Photowalk with Hyderabad weekend shoots
I’d gone with a group of photo enthusiasts for an early morning photowalk to discover the old British residency in Hyderabad located at Koti. It was quite a learning both in terms of history ‘n photography skills. This’s a group of professional ‘n amateur photographers who meet up twice a month to photograph an interesting place. It’s an interesting mix of people ‘n a good way to hone one’s photography skills. For this meet, we met up at the Osmania college for women at Koti in Hyderabad.
British residency in Hyderabad
The Osmania college for women was established in 1949. It was the British residency before that. Before 1858, the British had divided Indian into Presidencies for the purpose of governance. The major presidencies were Bengal, Bombay and Madras. There were also many princely states who entered into a subsidiary alliance with the British ‘n had to pay a hefty sum to be allowed to continue to rule their states. The British stationed a Resident or Resident Minister at the major princely states of Hyderabad, Mysore, Jammu Kashmir ‘n Baroda. The rest of the smaller provinces had junior political officers.
The first resident of Hyderabad was James Achilles Kirkpatrick from 1797 to 1805. James quickly fell in love with everything Indian and took to local customs, including wearing Indian dresses. And it wasn’t long before he fell in love with Khair-un-Nissa, the teenaged grand daughter of Nawab Mahmood Ali Khan, the prime minister of Hyderabad. The love story between the two has been beautifully captured by William Dalrymple in his book ‘The White Mughals’. Like with all love stories of some repute, this one too ended in a tragedy with the death of James Achilles Kirkpatrick in 1805, due to illness.
And what’s even more tragic’s the current state of the building. It’s in tatters. Ill-kept ‘n run-down. Whoever has been entrusted the responsibility of conserving India’s heritage and history, is obviously making a hash out of it. But in spite of its current state, the sense of grandeur at the British residency is not amiss. This might not be one of the most well known British monuments in Hyderabad, but that doesn’t mean that it should be allowed to be in the state it is currently in.
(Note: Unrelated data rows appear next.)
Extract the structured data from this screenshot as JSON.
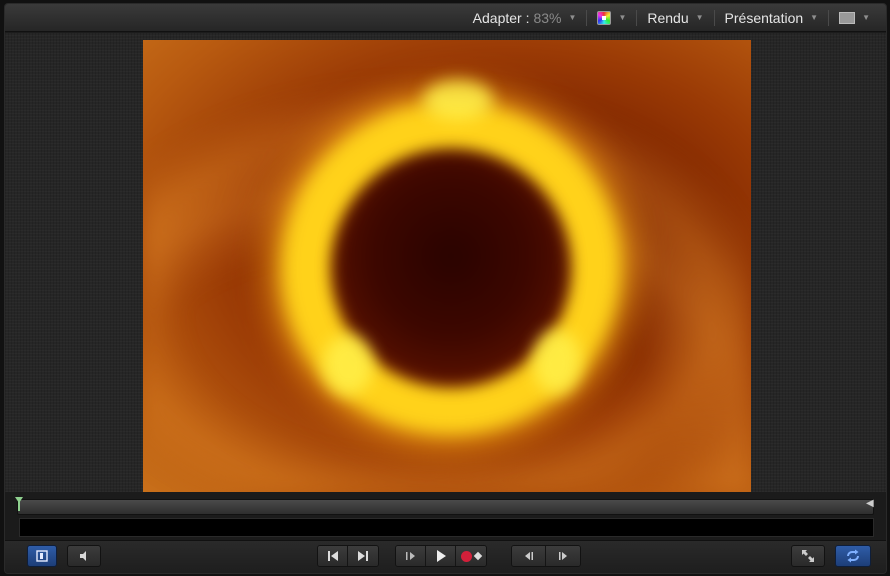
{
  "toolbar": {
    "fit_label": "Adapter :",
    "fit_value": "83%",
    "render_label": "Rendu",
    "view_label": "Présentation"
  },
  "icons": {
    "color_channels": "color-channels-icon",
    "layout": "layout-icon",
    "safe_zone": "safe-zone-icon",
    "mute": "mute-icon",
    "go_start": "go-to-start-icon",
    "go_end": "go-to-end-icon",
    "play_from_start": "play-from-start-icon",
    "play": "play-icon",
    "record": "record-icon",
    "step_back": "step-back-icon",
    "step_forward": "step-forward-icon",
    "fullscreen": "fullscreen-icon",
    "loop": "loop-icon"
  },
  "colors": {
    "accent_blue": "#2f5da8",
    "record_red": "#d3203a",
    "playhead_green": "#8fd18f"
  },
  "timeline": {
    "playhead_position": 0
  }
}
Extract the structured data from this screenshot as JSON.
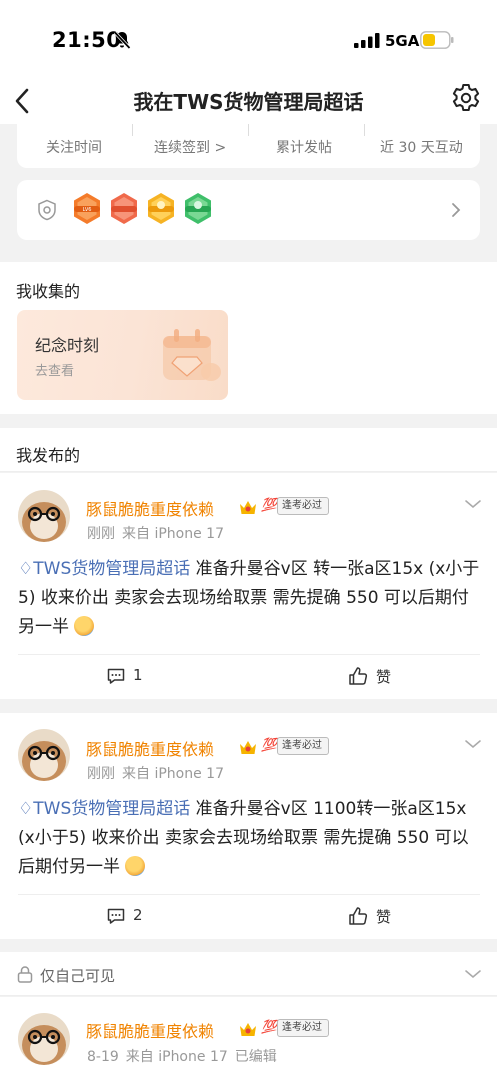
{
  "status_bar": {
    "time": "21:50",
    "network": "5GA"
  },
  "nav": {
    "title": "我在TWS货物管理局超话"
  },
  "stats": {
    "follow_time": "关注时间",
    "checkin": "连续签到 >",
    "posts": "累计发帖",
    "interaction": "近 30 天互动"
  },
  "badges": {
    "icons": [
      "badge-orange-lv",
      "badge-red",
      "badge-yellow",
      "badge-green"
    ]
  },
  "collection": {
    "title": "我收集的",
    "card_title": "纪念时刻",
    "card_sub": "去查看"
  },
  "published": {
    "title": "我发布的"
  },
  "posts": [
    {
      "username": "豚鼠脆脆重度依赖",
      "tag": "逢考必过",
      "time": "刚刚",
      "source": "来自 iPhone 17",
      "topic": "TWS货物管理局超话",
      "text": " 准备升曼谷v区 转一张a区15x (x小于5) 收来价出 卖家会去现场给取票 需先提确 550 可以后期付另一半 ",
      "comments": "1",
      "like_label": "赞"
    },
    {
      "username": "豚鼠脆脆重度依赖",
      "tag": "逢考必过",
      "time": "刚刚",
      "source": "来自 iPhone 17",
      "topic": "TWS货物管理局超话",
      "text": " 准备升曼谷v区 1100转一张a区15x (x小于5) 收来价出 卖家会去现场给取票 需先提确 550 可以后期付另一半 ",
      "comments": "2",
      "like_label": "赞"
    }
  ],
  "private_section": {
    "label": "仅自己可见"
  },
  "post3": {
    "username": "豚鼠脆脆重度依赖",
    "tag": "逢考必过",
    "date": "8-19",
    "source": "来自 iPhone 17",
    "edited": "已编辑"
  },
  "colors": {
    "username": "#f08300",
    "topic": "#4a6fb5",
    "background": "#f2f2f2"
  }
}
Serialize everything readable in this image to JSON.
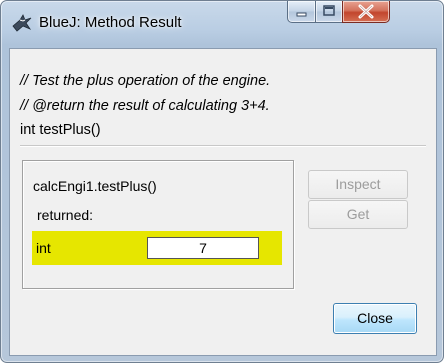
{
  "window": {
    "title": "BlueJ:  Method Result",
    "icon": "bluej-bird-icon",
    "caption_buttons": [
      "minimize",
      "maximize",
      "close"
    ]
  },
  "method": {
    "comment_line1": "// Test the plus operation of the engine.",
    "comment_line2": "// @return the result of calculating 3+4.",
    "signature": "int testPlus()"
  },
  "result": {
    "expression": "calcEngi1.testPlus()",
    "returned_label": "returned:",
    "type": "int",
    "value": "7"
  },
  "buttons": {
    "inspect": "Inspect",
    "get": "Get",
    "close": "Close"
  },
  "colors": {
    "highlight": "#e6e600",
    "close_button_border": "#3c7fb1"
  }
}
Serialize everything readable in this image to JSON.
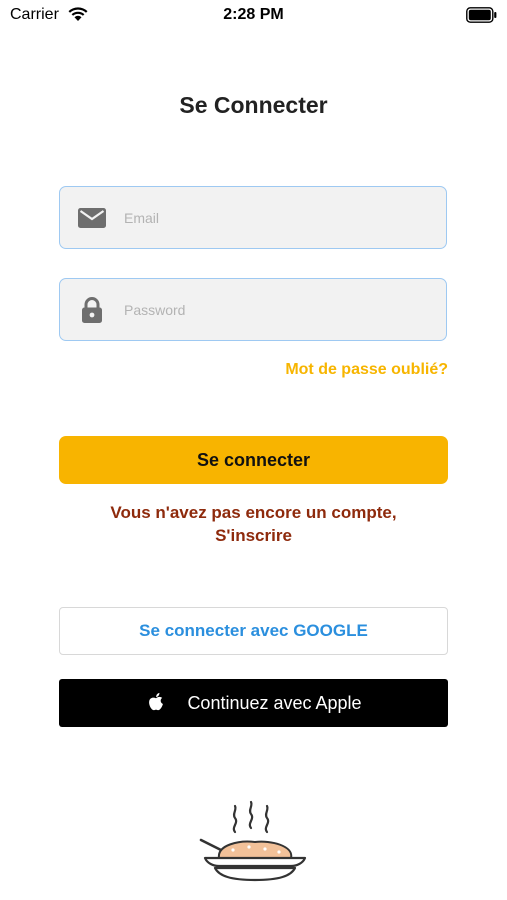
{
  "status_bar": {
    "carrier": "Carrier",
    "time": "2:28 PM",
    "icons": [
      "wifi-icon",
      "battery-icon"
    ]
  },
  "title": "Se Connecter",
  "form": {
    "email": {
      "placeholder": "Email",
      "value": "",
      "icon": "mail-icon"
    },
    "password": {
      "placeholder": "Password",
      "value": "",
      "icon": "lock-icon"
    },
    "forgot_label": "Mot de passe oublié?",
    "submit_label": "Se connecter"
  },
  "signup": {
    "line1": "Vous n'avez pas encore un compte,",
    "line2": "S'inscrire"
  },
  "social": {
    "google_label": "Se connecter avec GOOGLE",
    "apple_label": "Continuez avec Apple",
    "apple_icon": "apple-icon"
  },
  "footer": {
    "logo_icon": "food-bowl-icon"
  },
  "colors": {
    "accent": "#f8b400",
    "field_border": "#9ec9f2",
    "signup_text": "#8e2a0c",
    "google_text": "#2b8fde",
    "apple_bg": "#000000"
  }
}
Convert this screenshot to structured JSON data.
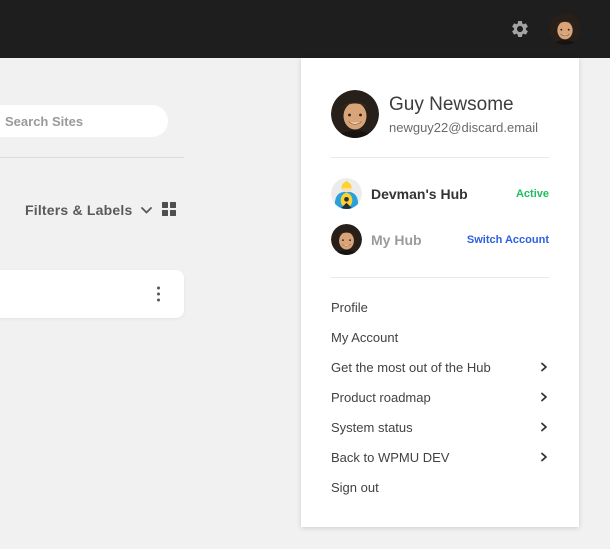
{
  "topbar": {
    "settings_icon": "gear-icon",
    "avatar_icon": "user-photo-avatar"
  },
  "sites_panel": {
    "search_placeholder": "Search Sites",
    "filters_button_label": "Filters & Labels",
    "view_toggle_icon": "grid-icon",
    "card_menu_icon": "kebab-vertical-icon"
  },
  "account_menu": {
    "user": {
      "name": "Guy Newsome",
      "email": "newguy22@discard.email"
    },
    "accounts": [
      {
        "name": "Devman's Hub",
        "badge": "Active",
        "badge_color": "#1ebd5f"
      },
      {
        "name": "My Hub",
        "badge": "Switch Account",
        "badge_color": "#2d61e2"
      }
    ],
    "menu_items": [
      {
        "label": "Profile",
        "has_submenu": false
      },
      {
        "label": "My Account",
        "has_submenu": false
      },
      {
        "label": "Get the most out of the Hub",
        "has_submenu": true
      },
      {
        "label": "Product roadmap",
        "has_submenu": true
      },
      {
        "label": "System status",
        "has_submenu": true
      },
      {
        "label": "Back to WPMU DEV",
        "has_submenu": true
      },
      {
        "label": "Sign out",
        "has_submenu": false
      }
    ]
  },
  "colors": {
    "topbar_bg": "#1e1e1e",
    "page_bg": "#f1f1f1",
    "panel_bg": "#ffffff",
    "active_green": "#1ebd5f",
    "link_blue": "#2d61e2"
  }
}
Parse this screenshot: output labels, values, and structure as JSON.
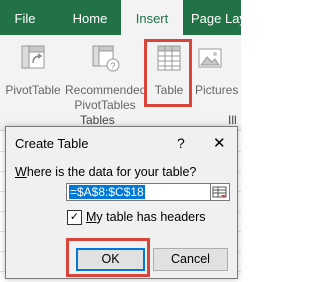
{
  "tabs": [
    {
      "label": "File",
      "active": false
    },
    {
      "label": "Home",
      "active": false
    },
    {
      "label": "Insert",
      "active": true
    },
    {
      "label": "Page Lay",
      "active": false
    }
  ],
  "ribbon": {
    "pivottable_label": "PivotTable",
    "recommended_line1": "Recommended",
    "recommended_line2": "PivotTables",
    "table_label": "Table",
    "pictures_label": "Pictures",
    "group_tables_label": "Tables",
    "group_ill_label": "Ill"
  },
  "dialog": {
    "title": "Create Table",
    "help_glyph": "?",
    "close_glyph": "✕",
    "prompt": "Where is the data for your table?",
    "range_value": "=$A$8:$C$18",
    "headers_checked": true,
    "headers_label": "My table has headers",
    "ok_label": "OK",
    "cancel_label": "Cancel"
  },
  "colors": {
    "excel_green": "#217346",
    "highlight_red": "#d9453b",
    "accent_blue": "#0078d7"
  }
}
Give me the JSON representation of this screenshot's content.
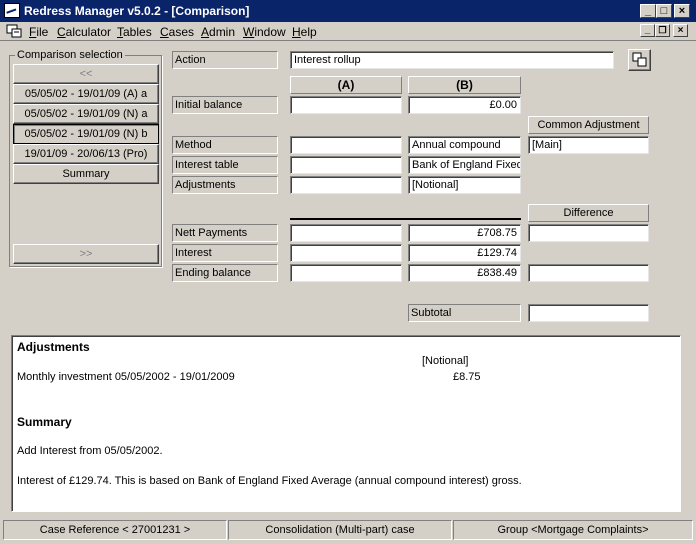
{
  "window": {
    "title": "Redress Manager v5.0.2 - [Comparison]"
  },
  "menu": [
    "File",
    "Calculator",
    "Tables",
    "Cases",
    "Admin",
    "Window",
    "Help"
  ],
  "selection": {
    "label": "Comparison selection",
    "prev_button": "<<",
    "next_button": ">>",
    "items": [
      "05/05/02 - 19/01/09 (A) a",
      "05/05/02 - 19/01/09 (N) a",
      "05/05/02 - 19/01/09 (N) b",
      "19/01/09 - 20/06/13 (Pro)",
      "Summary"
    ]
  },
  "form": {
    "action_label": "Action",
    "action_value": "Interest rollup",
    "col_a": "(A)",
    "col_b": "(B)",
    "common_adjustment": "Common Adjustment",
    "difference": "Difference",
    "initial_balance_label": "Initial balance",
    "initial_balance_a": "",
    "initial_balance_b": "£0.00",
    "method_label": "Method",
    "method_b": "Annual compound",
    "method_common": "[Main]",
    "interest_table_label": "Interest table",
    "interest_table_b": "Bank of England Fixed",
    "adjustments_label": "Adjustments",
    "adjustments_b": "[Notional]",
    "nett_payments_label": "Nett Payments",
    "nett_payments_b": "£708.75",
    "interest_label": "Interest",
    "interest_b": "£129.74",
    "ending_balance_label": "Ending balance",
    "ending_balance_b": "£838.49",
    "subtotal_label": "Subtotal"
  },
  "report": {
    "adjustments_heading": "Adjustments",
    "notional_header": "[Notional]",
    "monthly_label": "Monthly investment 05/05/2002 - 19/01/2009",
    "monthly_value": "£8.75",
    "summary_heading": "Summary",
    "summary_line1": "Add Interest from 05/05/2002.",
    "summary_line2": "Interest of £129.74. This is based on Bank of England Fixed Average (annual compound interest) gross."
  },
  "status": {
    "case_reference": "Case Reference < 27001231 >",
    "consolidation": "Consolidation (Multi-part) case",
    "group": "Group <Mortgage Complaints>"
  }
}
The intent of this photowalk’s to raise awareness about this British monument in Hyderabad. So that enough pressure’s built ‘n the people responsible get down to restoring it. Though Chowder Singh only does food. I thought it was apt to move away for this important cause. And I must thank the organisers; Hyderabad weekend shoots. Here’s the link to their group on facebook. Intach Hyderabad, an NPO that focuses on conserving India’s heritage ‘n to the Principal of Osmania college for women. May they succeed in their mission of restoring the Residency to its past glory. I don’t think the college is open to public. It’s a women’s college after all. It’s quite possible that many of our roadside romeos have already been trying their best to come in ‘n ‘study’ the architecture of British monuments in Hyderabad.
But if you’d like to visit, then you can email or call in advance and check with ‘em. I’m sure they’d be happy to oblige. Here’s the link to their website
I hope I’ve done justice with my photos. Would love to hear your feedback. Please feel free to use the comments section below ‘n don’t forget to share this on all social / blogging platforms that you use. Happy viewing ‘n chow-chow!
And we were served very good breakfast of kesari bhath, vada, sambar ‘n chutney by the college. All’s well that ends well, na.